» **What is needed**: Print the data verbatim. Leave every image out.

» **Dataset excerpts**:

┄┄┄┄┄┄┄┄┄┄┄┄┄┄┄┄┄┄┄┄

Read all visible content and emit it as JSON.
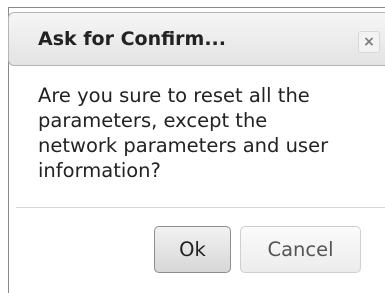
{
  "dialog": {
    "title": "Ask for Confirm...",
    "close_glyph": "×",
    "close_icon": "close-icon",
    "message_lines": [
      "Are you sure to reset all the",
      "parameters, except the",
      "network parameters and user",
      "information?"
    ],
    "ok_label": "Ok",
    "cancel_label": "Cancel"
  }
}
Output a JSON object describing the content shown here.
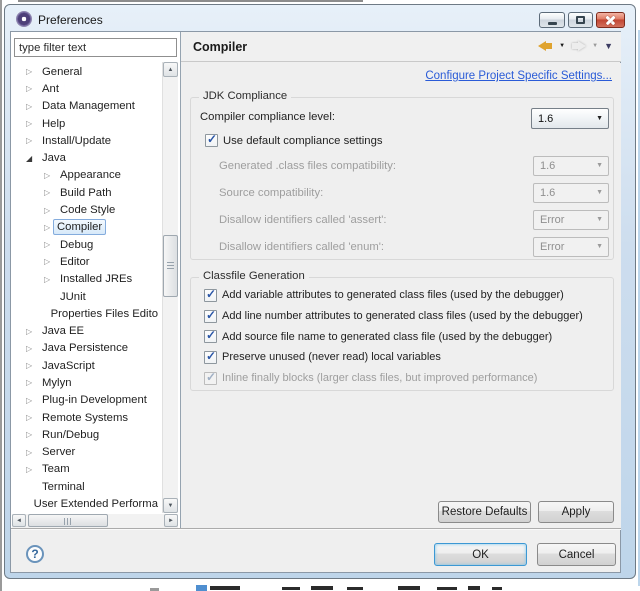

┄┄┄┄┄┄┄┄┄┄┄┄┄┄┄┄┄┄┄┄

» **Finished exercise**:
Read all visible content and emit it as JSON.
{
  "dialog": {
    "title": "Ask for Confirm...",
    "close_glyph": "×",
    "close_icon": "close-icon",
    "message_lines": [
      "Are you sure to reset all the",
      "parameters, except the",
      "network parameters and user",
      "information?"
    ],
    "ok_label": "Ok",
    "cancel_label": "Cancel"
  }
}
Output a JSON object describing the content shown here.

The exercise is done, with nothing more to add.